Here the query (properly URL encoded, of course) "sb -r data_img0023" is understood to be a procedural query in the specified language ("cif") that the server can execute provided it has access to the appropriate processing engine. [Technical note: "sb" in this example refers to the database-like application "StarBase" - see http://www.iucr.org/resources/cif/software/starbase]
The implications of this are (a) a user could make a series of such queries to interrogate the imgCIF itself for information about the data it contains and then retrieve whatever subset of the data is required, based on that information; (b) other languages could be supported. CIF is really rather specialised, but XML/XSLT could retrieve specific data from XML files; SQL could retrieve data from database images; etc. The OpenURL mechanism discussed in Example 1 is another candidate query language.
Example 6. Extracting a subset of data from within a HDF5 file
An exercise for the reader. Imagine the same scenario as Example 5, but for a HDF5/NeXus dataset. Can anyone with experience of these files suggest a notional syntax for retrieving a single image? No different really from the CIF example, but just a request to see if HDF5 might be handled in the same sort of way, supposing HDF5 to be a file format that is intermediate in popularity between "XML" and "CIF".
Where to go from this?
This post has sketched a very broad outline of how one might start to design repository services so that subsets of deposited data sets identified by a single DOI can be retrieved from sufficiently capable repositories through some sort of generic, extensible protocol. Clearly, to turn it into a working system would require much thought and effort:
- (i) refine the crystallography use cases by deciding how much it would be desirable to "drill down" into the deposited content;
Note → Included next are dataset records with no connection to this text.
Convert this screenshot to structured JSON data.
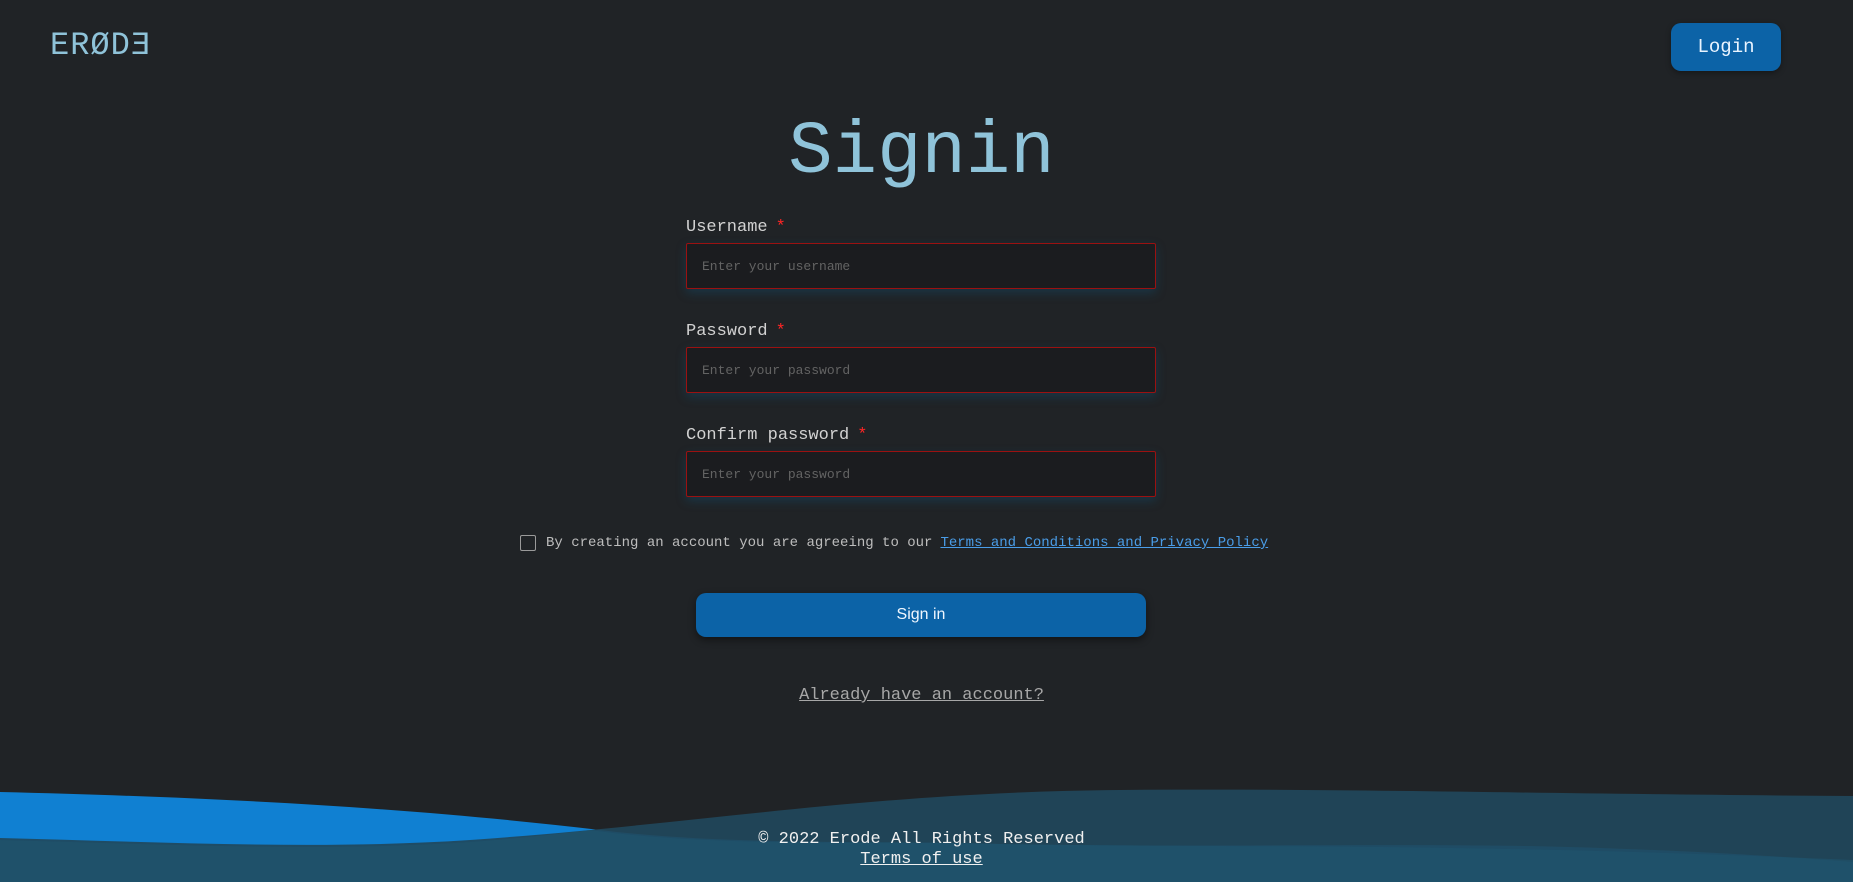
{
  "header": {
    "logo": "ERØDƎ",
    "login_label": "Login"
  },
  "form": {
    "title": "Signin",
    "fields": [
      {
        "label": "Username",
        "required_mark": "*",
        "placeholder": "Enter your username",
        "value": ""
      },
      {
        "label": "Password",
        "required_mark": "*",
        "placeholder": "Enter your password",
        "value": ""
      },
      {
        "label": "Confirm password",
        "required_mark": "*",
        "placeholder": "Enter your password",
        "value": ""
      }
    ],
    "agreement": {
      "text": "By creating an account you are agreeing to our",
      "link_text": "Terms and Conditions and Privacy Policy",
      "checked": false
    },
    "submit_label": "Sign in",
    "already_account": "Already have an account?"
  },
  "footer": {
    "copyright": "© 2022 Erode All Rights Reserved",
    "terms": "Terms of use"
  },
  "colors": {
    "background": "#202326",
    "accent": "#0c63a7",
    "title": "#8fc3d9",
    "error_border": "#9b1111",
    "link": "#4a9de8"
  }
}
- (ii) extend this approach to a broader community to see what features of such a protocol might be necessary or sufficient for different discipline communities;
- (iii) explore the feasibility of implementing this protocol through the most significant DOI registration agencies/service providers (CrossRef, DataCite?);
- (iv) design and build a pilot implementation - this could be either in association with an organisation like DataCite, or a specifically crystallographic implementation at one of the existing repositories (Store.Synchrotron, ESRF, NCS Southampton, proteindiffraction.org), depending on the level of interest/enthusiasm.